      That was a fine review and reflects my sentiments about the book to a T.
      Best Wishes,
      Cris Malone

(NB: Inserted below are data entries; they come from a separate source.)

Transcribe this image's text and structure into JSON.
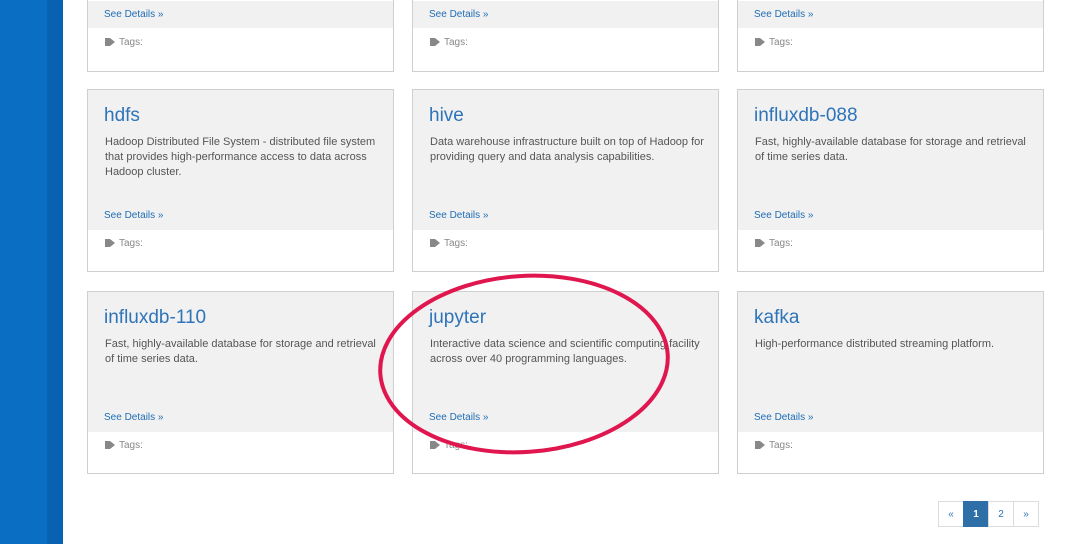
{
  "top_row": [
    {
      "details_label": "See Details »",
      "tags_label": "Tags:"
    },
    {
      "details_label": "See Details »",
      "tags_label": "Tags:"
    },
    {
      "details_label": "See Details »",
      "tags_label": "Tags:"
    }
  ],
  "cards": [
    {
      "title": "hdfs",
      "description": "Hadoop Distributed File System - distributed file system that provides high-performance access to data across Hadoop cluster.",
      "details_label": "See Details »",
      "tags_label": "Tags:"
    },
    {
      "title": "hive",
      "description": "Data warehouse infrastructure built on top of Hadoop for providing query and data analysis capabilities.",
      "details_label": "See Details »",
      "tags_label": "Tags:"
    },
    {
      "title": "influxdb-088",
      "description": "Fast, highly-available database for storage and retrieval of time series data.",
      "details_label": "See Details »",
      "tags_label": "Tags:"
    },
    {
      "title": "influxdb-110",
      "description": "Fast, highly-available database for storage and retrieval of time series data.",
      "details_label": "See Details »",
      "tags_label": "Tags:"
    },
    {
      "title": "jupyter",
      "description": "Interactive data science and scientific computing facility across over 40 programming languages.",
      "details_label": "See Details »",
      "tags_label": "Tags:"
    },
    {
      "title": "kafka",
      "description": "High-performance distributed streaming platform.",
      "details_label": "See Details »",
      "tags_label": "Tags:"
    }
  ],
  "pagination": {
    "prev": "«",
    "pages": [
      "1",
      "2"
    ],
    "active": "1",
    "next": "»"
  },
  "colors": {
    "accent": "#2e74b8",
    "annotation": "#e0164f",
    "sidebar": "#0a6fc2"
  }
}
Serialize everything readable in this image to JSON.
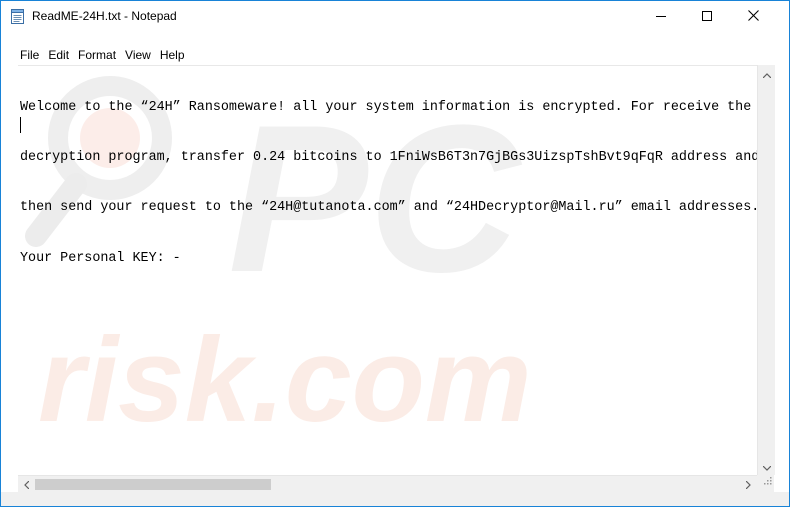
{
  "window": {
    "title": "ReadME-24H.txt - Notepad",
    "accent_color": "#1883d7"
  },
  "menu": [
    {
      "label": "File"
    },
    {
      "label": "Edit"
    },
    {
      "label": "Format"
    },
    {
      "label": "View"
    },
    {
      "label": "Help"
    }
  ],
  "document": {
    "lines": [
      "Welcome to the “24H” Ransomeware! all your system information is encrypted. For receive the",
      "decryption program, transfer 0.24 bitcoins to 1FniWsB6T3n7GjBGs3UizspTshBvt9qFqR address and",
      "then send your request to the “24H@tutanota.com” and “24HDecryptor@Mail.ru” email addresses.",
      "Your Personal KEY: -"
    ]
  },
  "watermark": {
    "text_line1": "PC",
    "text_line2": "risk.com"
  },
  "icons": {
    "app": "notepad-icon",
    "minimize": "minimize-icon",
    "maximize": "maximize-icon",
    "close": "close-icon"
  }
}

      "Objectivity comes from how the evidence is treated, not the nature of the evidence itself. Historians can be just as objective as any scientist."